### DIRECTIONS
Tell how many lines in the data below include the word "name". The answer is the number only.

### RECORDS SUPPLIED
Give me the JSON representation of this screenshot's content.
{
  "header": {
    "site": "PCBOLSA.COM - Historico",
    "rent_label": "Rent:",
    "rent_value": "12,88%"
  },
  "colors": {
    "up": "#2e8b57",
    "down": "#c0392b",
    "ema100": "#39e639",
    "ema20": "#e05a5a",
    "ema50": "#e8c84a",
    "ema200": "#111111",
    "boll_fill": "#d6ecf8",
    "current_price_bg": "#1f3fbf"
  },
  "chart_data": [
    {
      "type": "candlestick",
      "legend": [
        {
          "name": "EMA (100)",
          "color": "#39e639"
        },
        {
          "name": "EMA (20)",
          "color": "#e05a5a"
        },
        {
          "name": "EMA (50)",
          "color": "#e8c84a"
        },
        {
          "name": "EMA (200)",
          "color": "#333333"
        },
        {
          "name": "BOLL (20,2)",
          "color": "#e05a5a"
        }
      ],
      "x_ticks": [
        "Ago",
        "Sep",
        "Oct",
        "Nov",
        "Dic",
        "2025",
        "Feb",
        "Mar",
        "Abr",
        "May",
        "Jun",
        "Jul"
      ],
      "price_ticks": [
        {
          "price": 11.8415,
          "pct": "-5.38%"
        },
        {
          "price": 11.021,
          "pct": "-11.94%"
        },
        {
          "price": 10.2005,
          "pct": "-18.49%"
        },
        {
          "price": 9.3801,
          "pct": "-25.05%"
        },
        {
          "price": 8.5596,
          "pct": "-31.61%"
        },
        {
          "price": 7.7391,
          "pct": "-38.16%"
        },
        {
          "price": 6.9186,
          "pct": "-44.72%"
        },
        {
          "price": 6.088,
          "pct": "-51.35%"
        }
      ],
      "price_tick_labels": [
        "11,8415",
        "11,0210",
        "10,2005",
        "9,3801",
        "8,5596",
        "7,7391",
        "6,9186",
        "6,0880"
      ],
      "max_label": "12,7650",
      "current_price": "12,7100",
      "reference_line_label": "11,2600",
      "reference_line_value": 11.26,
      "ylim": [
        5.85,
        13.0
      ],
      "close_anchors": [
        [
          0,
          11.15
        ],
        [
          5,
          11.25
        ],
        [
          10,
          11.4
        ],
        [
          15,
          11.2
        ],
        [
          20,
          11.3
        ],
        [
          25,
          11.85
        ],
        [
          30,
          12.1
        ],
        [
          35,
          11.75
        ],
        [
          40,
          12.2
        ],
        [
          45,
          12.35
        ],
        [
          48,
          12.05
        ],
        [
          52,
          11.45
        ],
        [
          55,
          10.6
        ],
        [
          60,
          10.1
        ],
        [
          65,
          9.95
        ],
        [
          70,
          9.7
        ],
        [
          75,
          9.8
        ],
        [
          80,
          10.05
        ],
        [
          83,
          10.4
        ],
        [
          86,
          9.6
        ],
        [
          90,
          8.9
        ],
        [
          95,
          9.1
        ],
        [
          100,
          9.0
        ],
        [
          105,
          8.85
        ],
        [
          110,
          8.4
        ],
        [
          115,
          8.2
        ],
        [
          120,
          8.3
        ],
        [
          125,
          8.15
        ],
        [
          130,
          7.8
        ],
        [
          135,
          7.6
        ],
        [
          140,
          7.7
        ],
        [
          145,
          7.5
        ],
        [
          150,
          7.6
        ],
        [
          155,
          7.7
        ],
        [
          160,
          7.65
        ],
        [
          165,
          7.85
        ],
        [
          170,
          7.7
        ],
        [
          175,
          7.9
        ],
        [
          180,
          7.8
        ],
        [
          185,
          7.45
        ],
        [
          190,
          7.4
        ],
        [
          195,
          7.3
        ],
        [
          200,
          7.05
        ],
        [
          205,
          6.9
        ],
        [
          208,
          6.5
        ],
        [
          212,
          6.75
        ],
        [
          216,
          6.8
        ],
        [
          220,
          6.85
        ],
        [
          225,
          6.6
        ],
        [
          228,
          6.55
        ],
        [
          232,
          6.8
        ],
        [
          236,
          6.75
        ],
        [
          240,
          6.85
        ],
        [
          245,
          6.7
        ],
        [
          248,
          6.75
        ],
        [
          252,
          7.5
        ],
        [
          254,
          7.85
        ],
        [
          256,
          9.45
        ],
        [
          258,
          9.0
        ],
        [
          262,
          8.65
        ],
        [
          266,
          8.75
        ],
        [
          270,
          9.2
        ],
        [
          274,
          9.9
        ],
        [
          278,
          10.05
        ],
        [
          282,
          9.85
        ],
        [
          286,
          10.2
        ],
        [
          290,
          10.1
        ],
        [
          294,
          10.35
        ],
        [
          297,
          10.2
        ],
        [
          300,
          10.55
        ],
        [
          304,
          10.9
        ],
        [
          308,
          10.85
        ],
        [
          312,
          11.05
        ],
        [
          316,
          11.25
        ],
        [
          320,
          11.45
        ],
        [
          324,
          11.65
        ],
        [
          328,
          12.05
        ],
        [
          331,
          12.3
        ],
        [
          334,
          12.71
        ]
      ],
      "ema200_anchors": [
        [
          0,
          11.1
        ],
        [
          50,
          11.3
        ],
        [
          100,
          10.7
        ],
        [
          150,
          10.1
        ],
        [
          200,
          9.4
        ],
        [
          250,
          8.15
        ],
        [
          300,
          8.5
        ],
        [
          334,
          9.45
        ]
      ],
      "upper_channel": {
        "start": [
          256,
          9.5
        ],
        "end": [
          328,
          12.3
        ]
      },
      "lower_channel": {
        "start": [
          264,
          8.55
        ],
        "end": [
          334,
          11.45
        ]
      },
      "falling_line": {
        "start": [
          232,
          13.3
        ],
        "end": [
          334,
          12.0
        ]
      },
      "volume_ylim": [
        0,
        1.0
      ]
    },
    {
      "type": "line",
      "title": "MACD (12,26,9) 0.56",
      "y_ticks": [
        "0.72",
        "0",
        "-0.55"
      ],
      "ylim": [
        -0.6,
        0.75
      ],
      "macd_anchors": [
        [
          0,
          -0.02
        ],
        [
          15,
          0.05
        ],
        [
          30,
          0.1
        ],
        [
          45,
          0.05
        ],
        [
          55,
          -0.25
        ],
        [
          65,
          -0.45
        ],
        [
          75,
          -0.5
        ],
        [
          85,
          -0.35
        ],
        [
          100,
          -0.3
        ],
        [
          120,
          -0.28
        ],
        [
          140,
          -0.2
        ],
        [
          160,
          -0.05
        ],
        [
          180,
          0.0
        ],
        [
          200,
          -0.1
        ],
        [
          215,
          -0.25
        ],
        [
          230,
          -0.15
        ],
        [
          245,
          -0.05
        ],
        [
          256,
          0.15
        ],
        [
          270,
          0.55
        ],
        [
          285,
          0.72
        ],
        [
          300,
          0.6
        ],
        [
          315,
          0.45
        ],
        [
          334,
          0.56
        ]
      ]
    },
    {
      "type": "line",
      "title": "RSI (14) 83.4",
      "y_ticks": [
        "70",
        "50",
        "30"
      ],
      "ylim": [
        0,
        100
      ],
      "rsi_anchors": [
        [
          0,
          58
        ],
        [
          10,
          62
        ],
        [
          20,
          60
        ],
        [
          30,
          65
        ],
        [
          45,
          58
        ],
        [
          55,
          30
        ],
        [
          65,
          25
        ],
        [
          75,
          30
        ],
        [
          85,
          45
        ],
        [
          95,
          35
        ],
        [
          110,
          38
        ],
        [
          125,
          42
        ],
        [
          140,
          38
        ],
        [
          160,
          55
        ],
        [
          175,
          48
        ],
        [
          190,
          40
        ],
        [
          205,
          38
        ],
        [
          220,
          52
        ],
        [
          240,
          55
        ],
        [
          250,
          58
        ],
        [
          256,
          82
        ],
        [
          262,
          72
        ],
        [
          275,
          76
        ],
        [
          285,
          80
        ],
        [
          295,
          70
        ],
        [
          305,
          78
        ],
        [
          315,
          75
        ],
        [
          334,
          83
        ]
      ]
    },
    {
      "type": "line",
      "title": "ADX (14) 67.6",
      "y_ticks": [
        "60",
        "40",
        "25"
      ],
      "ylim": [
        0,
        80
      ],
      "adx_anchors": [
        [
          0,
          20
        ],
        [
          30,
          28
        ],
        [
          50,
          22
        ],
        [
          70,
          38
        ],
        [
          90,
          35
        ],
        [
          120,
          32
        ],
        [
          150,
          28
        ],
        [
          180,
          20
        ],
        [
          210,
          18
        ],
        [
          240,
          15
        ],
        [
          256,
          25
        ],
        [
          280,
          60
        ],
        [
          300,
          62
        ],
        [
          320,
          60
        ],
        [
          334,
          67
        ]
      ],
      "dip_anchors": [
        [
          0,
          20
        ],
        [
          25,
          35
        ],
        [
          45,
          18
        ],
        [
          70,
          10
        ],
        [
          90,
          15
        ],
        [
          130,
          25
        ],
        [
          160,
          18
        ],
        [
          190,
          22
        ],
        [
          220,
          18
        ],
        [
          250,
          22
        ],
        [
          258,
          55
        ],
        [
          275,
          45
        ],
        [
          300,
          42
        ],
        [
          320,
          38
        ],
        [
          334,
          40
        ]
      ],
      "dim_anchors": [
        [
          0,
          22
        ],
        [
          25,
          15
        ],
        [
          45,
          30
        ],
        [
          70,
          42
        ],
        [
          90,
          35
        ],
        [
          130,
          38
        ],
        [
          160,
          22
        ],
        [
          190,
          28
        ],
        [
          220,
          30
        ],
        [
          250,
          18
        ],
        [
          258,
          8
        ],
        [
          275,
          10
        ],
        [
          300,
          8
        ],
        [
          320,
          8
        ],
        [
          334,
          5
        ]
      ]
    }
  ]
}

### REPLY
5